A single figure is required: the number of lines below that contain "Vegetables".

> _Material supplied_:
━━━━━━━━━━

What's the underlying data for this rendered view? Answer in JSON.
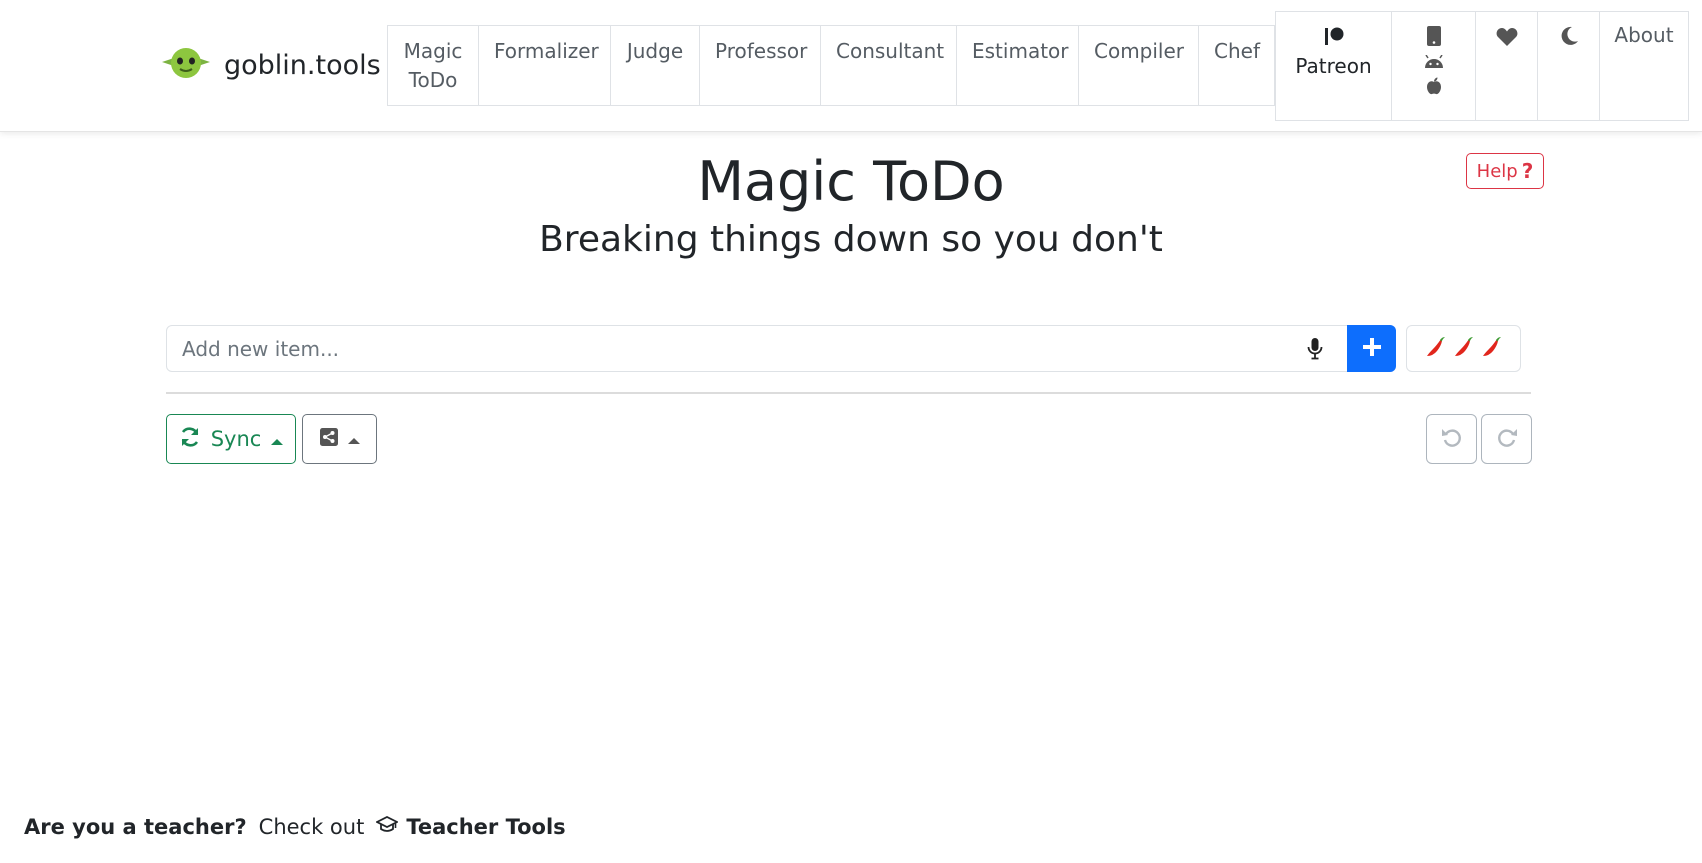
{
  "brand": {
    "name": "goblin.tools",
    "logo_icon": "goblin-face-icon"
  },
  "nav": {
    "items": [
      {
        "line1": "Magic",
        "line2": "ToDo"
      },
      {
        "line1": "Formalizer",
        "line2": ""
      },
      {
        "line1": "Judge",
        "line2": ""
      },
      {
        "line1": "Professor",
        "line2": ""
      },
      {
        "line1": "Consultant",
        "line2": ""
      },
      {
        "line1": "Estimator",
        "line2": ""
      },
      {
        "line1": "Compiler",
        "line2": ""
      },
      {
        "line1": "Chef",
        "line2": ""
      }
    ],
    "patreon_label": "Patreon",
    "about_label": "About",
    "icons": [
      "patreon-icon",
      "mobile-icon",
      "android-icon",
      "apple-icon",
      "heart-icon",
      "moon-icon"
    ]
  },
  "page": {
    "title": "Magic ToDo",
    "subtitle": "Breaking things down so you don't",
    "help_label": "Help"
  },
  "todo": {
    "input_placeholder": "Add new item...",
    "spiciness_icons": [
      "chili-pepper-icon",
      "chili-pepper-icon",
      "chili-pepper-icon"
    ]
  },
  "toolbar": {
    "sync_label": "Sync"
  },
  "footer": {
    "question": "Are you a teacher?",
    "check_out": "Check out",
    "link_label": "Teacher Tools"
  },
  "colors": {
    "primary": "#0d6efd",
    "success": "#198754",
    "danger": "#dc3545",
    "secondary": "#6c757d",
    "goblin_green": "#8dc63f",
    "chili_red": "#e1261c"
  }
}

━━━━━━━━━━

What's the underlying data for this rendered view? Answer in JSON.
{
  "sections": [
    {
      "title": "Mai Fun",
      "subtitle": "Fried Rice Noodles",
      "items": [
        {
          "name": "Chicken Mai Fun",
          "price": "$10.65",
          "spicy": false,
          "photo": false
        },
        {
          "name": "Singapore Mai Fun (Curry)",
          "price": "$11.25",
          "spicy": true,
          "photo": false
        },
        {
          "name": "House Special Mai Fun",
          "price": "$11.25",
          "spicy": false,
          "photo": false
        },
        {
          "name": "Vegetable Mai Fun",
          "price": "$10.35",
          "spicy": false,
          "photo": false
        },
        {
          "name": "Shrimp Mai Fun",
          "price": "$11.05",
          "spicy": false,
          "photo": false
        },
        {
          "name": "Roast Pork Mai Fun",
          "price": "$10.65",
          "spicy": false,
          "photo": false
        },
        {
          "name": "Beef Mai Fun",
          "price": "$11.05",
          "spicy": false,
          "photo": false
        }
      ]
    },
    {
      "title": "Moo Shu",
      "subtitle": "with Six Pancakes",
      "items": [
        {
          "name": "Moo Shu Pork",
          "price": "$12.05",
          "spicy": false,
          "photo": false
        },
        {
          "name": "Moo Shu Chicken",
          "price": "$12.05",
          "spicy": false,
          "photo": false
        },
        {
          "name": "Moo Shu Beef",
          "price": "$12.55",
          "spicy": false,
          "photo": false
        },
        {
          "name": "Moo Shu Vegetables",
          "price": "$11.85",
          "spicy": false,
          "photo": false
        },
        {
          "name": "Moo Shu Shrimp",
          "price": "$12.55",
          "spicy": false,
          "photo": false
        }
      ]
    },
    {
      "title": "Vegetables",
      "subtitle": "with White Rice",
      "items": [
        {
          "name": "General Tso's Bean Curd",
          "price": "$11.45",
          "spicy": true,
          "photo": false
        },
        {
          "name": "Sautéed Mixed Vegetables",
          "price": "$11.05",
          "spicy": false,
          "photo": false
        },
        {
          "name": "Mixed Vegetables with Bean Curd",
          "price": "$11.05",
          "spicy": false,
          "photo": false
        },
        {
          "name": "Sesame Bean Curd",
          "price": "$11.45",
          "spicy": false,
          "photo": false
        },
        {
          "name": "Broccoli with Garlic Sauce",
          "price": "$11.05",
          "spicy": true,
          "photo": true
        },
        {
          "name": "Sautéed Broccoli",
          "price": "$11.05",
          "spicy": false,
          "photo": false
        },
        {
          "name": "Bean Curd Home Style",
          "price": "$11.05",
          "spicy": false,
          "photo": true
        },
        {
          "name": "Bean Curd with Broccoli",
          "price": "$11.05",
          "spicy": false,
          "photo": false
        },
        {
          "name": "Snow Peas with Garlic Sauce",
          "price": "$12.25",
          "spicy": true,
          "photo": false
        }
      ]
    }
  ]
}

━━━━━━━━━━

> _Task answer_: 4